**** DATA FOR PROCESSING

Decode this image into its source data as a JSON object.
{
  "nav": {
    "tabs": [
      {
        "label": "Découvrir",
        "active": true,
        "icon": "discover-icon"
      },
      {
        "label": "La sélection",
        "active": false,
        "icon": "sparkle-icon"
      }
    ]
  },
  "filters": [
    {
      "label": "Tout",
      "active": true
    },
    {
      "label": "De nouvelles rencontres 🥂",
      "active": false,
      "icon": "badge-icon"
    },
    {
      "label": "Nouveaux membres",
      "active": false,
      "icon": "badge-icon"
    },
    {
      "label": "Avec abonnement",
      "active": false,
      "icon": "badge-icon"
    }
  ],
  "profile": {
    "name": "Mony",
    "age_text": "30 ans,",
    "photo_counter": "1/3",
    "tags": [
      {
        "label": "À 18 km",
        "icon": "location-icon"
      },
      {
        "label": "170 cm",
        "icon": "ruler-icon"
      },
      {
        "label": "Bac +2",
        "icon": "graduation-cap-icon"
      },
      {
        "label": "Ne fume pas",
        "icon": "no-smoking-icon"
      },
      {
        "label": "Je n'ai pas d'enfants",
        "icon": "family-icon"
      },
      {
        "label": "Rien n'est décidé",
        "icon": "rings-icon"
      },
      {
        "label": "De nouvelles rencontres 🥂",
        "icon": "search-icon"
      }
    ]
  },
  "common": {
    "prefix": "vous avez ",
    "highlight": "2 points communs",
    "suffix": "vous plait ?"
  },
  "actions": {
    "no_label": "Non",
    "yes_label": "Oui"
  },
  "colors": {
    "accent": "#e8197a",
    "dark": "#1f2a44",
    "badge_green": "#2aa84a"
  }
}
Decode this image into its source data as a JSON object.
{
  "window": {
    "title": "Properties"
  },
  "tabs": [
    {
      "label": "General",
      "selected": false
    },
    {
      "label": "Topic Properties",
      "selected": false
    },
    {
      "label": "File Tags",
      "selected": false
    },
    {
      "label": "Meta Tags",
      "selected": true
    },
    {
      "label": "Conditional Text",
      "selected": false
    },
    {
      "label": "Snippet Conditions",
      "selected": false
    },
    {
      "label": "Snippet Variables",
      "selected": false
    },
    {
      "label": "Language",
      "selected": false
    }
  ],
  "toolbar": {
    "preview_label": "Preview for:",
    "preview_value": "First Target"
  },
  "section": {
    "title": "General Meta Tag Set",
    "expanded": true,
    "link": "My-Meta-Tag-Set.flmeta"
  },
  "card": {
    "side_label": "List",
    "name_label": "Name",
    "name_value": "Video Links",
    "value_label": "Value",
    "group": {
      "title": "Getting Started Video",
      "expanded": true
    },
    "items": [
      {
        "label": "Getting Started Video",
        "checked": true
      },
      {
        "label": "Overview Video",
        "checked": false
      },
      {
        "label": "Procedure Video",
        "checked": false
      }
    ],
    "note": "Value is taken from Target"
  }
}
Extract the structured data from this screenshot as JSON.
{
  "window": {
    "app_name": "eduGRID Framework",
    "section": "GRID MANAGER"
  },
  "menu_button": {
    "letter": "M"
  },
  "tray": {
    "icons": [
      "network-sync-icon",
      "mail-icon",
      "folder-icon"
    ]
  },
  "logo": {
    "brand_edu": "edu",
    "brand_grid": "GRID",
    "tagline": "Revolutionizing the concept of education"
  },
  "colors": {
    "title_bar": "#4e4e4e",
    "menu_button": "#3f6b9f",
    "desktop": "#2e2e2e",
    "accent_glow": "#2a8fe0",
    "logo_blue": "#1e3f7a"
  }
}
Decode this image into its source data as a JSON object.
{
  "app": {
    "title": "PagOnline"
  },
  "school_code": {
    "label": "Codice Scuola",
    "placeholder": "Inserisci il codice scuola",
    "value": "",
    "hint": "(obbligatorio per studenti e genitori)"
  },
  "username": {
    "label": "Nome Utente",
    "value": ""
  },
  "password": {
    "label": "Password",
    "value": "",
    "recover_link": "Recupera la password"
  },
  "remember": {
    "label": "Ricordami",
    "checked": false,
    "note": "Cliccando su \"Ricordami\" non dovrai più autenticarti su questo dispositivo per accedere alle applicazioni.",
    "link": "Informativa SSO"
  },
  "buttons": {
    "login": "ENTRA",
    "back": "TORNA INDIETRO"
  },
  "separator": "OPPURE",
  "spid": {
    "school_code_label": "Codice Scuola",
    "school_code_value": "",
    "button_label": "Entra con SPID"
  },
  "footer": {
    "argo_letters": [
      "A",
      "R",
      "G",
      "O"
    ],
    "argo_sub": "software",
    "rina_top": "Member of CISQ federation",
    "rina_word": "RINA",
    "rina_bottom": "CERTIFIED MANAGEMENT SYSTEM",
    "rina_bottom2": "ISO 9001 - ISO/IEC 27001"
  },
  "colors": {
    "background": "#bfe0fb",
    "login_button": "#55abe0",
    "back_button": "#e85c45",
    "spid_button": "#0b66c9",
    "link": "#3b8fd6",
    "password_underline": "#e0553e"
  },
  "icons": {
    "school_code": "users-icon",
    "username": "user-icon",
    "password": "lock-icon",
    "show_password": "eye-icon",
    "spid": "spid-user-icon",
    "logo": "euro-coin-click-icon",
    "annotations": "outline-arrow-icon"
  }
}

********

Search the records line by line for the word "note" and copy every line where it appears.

# RESULT FOR THIS EXERCISE
    "note": "Value is taken from Target"
    "note": "Cliccando su \"Ricordami\" non dovrai più autenticarti su questo dispositivo per accedere alle applicazioni.",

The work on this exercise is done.